While most email server software packages provide basic logging functions relating to sent and received messages, the log files that they provide are often cryptic and unmanageable long. While a variety of third-party software packages can be used to parse and display this data in different types of reports, this feature is already included in GFI MailEssentials 8. The GFI MailEssentials Reporter tool provides a wide variety of reports, including ones that display daily usage statistics for individual users, domains, and the server itself. For example, the user report displays information such as the total number of email messages sent by a user, and their cumulative size. Furthermore, these reports can be tweaked and tuned through the use of filters that allow you to view specific information such as the amount of inbound or outbound mail sent by a user, dates, and the number of messages retrieved.
For administrators, the reports generated by GFI MailEssentials provide a simple way to not only manage your server more effectively, but also provide management with a slick printout that will certainly keep them happily occupied for hours.
The last major feature of GFI MailEssentials 8 is an integrated POP3 downloader utility. The main purpose of this utility is to download messages from an external POP3 server (at your ISP, for example) to your local Exchange Server. While this capability is not usually necessary if you have a properly configured SMTP server onsite with the appropriate DNS MX record configured, some companies will still find this feature useful. For example, companies using a dial-up Internet connection will often not receive email to their internal SMTP or Exchange server in cases where they dial into the Internet only intermittently. In this case, mail can be stored on their ISPs POP3 server, and then downloaded once a connection is made. Once connected, mail can be downloaded and forwarded into a local mailbox bearing the same name, or to a different specified local address. The POP3 downloader also allows you to specify a schedule at which the server should connect to the Internet to download messages. Again, this feature is not for everyone, but many companies will be thankful for the feature not natively implemented in Microsoft Exchange.
Having used the previous version of GFI MailEssentials for well over a year, my feeling is that GFI has put a great deal of time and effort into making version 8 a much more robust, useful, and intelligent application. Not only does it do a superior job of defeating spam compared to other products on the market, the additional features like Mail Monitor, disclaimers, and the reporting capabilities combine to make it an unbeatable value for any network that includes its own mail server. However, there is still always room for improvement I would love to see GFI include the ability to configure their products via a web interface (instead of only via the MMC), if only to give administrators maximum flexibility. That aside, this is one product that you simply cannot afford not to try given that many of the core features are also provided in the freeware version, you simply have nothing to lose. Use GFI MailEssentials for a week, and youll wonder what you ever did without it.

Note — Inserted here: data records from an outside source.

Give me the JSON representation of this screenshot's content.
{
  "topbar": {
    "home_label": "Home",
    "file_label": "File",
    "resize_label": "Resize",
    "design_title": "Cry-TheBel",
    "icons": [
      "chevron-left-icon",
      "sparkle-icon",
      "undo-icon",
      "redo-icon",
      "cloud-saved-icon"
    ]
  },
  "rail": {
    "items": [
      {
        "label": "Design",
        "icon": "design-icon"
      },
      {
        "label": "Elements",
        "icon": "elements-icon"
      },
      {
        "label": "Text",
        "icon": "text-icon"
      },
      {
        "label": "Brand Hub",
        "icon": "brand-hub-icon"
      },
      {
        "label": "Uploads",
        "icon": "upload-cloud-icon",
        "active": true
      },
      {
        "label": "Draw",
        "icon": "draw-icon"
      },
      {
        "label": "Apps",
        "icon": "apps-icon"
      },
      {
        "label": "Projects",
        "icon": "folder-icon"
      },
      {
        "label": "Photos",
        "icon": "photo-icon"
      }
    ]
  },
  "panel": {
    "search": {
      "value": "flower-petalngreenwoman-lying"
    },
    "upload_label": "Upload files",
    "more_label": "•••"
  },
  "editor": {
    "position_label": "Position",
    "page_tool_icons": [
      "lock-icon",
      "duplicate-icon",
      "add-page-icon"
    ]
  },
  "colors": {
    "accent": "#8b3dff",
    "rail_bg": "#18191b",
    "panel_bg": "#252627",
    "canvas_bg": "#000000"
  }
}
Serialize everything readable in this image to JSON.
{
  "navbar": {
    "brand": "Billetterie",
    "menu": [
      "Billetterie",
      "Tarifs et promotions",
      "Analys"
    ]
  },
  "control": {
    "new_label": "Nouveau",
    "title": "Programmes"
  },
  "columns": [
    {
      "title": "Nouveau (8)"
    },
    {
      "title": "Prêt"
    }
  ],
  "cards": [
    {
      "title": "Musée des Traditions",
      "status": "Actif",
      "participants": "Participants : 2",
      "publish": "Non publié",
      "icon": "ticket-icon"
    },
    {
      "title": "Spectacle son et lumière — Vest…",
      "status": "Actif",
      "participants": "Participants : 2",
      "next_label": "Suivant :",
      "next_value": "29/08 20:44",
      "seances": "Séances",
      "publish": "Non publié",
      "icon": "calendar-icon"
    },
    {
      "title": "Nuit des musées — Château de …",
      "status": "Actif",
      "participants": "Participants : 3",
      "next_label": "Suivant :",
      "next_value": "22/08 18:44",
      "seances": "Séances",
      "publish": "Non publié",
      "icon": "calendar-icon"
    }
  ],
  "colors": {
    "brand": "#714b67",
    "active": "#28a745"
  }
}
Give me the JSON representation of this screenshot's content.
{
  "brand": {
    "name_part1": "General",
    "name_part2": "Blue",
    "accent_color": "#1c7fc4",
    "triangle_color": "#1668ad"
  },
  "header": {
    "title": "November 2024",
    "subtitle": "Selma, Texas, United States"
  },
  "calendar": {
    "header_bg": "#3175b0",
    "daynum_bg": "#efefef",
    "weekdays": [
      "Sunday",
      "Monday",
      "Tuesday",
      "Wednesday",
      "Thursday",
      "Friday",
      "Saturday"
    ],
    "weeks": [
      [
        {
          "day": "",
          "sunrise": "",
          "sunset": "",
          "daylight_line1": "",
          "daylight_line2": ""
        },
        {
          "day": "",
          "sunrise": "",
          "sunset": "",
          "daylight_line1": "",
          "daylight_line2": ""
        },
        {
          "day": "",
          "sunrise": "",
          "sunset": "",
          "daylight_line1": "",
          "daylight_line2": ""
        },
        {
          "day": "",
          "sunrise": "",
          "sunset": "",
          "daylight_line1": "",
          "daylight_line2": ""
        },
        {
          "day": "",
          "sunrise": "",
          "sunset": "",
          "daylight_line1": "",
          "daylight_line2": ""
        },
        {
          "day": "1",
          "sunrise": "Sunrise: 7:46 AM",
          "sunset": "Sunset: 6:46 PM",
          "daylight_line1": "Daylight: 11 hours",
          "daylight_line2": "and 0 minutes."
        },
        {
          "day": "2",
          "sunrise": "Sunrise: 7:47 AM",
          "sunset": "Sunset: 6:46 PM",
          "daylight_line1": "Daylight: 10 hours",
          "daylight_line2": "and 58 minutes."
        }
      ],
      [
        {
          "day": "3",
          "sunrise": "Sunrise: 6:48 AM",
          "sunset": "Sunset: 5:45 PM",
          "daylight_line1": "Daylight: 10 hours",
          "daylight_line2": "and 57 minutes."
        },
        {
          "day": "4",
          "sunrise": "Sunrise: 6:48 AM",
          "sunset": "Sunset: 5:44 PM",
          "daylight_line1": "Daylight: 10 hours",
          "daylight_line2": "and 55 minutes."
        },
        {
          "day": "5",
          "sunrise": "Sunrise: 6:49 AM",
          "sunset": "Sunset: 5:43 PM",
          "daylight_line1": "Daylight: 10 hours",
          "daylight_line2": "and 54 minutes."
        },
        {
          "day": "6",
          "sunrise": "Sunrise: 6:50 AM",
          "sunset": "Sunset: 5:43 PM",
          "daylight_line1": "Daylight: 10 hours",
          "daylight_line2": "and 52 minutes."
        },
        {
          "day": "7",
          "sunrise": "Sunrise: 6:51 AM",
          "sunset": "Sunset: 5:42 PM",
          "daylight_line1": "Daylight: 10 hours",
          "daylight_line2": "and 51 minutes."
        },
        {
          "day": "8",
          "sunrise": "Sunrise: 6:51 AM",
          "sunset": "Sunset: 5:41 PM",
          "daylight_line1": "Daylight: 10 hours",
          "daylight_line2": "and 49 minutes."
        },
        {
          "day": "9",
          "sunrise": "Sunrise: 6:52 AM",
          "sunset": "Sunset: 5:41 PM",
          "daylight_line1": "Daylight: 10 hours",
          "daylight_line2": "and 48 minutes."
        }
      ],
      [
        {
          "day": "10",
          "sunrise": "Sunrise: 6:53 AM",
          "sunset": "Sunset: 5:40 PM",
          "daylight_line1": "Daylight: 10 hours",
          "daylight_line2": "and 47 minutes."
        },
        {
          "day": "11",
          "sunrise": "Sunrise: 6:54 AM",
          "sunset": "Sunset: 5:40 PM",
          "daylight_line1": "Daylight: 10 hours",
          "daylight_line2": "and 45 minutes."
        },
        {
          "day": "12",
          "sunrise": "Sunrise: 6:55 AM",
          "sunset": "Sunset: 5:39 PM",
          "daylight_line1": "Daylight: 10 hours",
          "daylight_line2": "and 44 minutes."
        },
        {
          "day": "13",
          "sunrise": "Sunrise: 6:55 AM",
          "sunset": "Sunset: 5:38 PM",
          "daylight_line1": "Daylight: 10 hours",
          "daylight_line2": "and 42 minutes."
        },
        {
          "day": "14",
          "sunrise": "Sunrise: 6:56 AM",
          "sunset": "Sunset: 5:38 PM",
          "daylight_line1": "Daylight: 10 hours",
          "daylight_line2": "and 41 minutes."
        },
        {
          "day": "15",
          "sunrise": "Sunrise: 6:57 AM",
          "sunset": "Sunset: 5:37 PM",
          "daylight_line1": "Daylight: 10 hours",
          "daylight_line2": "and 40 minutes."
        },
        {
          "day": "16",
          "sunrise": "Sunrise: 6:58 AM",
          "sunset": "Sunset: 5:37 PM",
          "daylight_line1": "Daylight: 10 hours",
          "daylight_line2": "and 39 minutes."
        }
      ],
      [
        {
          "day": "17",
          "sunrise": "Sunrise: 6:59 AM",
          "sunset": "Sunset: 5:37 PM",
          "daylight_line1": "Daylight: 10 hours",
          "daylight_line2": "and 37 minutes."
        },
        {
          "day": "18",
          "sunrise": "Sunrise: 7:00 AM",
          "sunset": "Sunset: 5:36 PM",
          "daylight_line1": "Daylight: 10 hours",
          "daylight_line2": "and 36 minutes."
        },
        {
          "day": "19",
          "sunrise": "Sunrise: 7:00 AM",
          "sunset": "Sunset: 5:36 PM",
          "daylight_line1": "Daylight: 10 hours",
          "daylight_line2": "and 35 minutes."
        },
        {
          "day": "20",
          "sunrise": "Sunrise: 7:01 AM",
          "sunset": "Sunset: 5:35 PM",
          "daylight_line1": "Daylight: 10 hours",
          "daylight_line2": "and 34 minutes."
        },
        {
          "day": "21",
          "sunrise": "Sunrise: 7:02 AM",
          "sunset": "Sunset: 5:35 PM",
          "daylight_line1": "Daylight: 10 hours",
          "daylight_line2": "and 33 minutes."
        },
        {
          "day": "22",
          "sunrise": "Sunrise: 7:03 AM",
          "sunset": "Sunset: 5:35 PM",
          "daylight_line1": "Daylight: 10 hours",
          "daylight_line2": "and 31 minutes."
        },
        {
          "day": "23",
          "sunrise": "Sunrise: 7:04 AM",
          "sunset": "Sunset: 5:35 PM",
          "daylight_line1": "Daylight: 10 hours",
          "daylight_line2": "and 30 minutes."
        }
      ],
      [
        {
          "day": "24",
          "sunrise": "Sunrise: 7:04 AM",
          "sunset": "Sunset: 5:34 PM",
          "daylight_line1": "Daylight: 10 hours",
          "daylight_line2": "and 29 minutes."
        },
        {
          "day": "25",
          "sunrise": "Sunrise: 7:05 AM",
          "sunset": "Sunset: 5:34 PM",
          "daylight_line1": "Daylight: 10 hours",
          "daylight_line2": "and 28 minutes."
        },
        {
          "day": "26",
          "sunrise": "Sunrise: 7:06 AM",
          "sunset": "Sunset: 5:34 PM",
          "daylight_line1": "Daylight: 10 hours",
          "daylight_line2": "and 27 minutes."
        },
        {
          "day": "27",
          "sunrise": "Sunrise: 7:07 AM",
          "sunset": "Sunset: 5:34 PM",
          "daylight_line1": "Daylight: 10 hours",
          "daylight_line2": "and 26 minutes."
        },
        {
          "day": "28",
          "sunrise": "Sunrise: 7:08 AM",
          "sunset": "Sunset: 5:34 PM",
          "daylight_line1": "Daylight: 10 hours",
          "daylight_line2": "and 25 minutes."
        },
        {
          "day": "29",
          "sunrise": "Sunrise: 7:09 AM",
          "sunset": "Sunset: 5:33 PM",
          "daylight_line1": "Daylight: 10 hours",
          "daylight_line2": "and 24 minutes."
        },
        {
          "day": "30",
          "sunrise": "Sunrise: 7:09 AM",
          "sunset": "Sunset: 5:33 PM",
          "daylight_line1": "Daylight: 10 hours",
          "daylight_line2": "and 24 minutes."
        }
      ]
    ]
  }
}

MSExchange.org Rating 5/5
For more information about GFI MailEssentials 8, click here.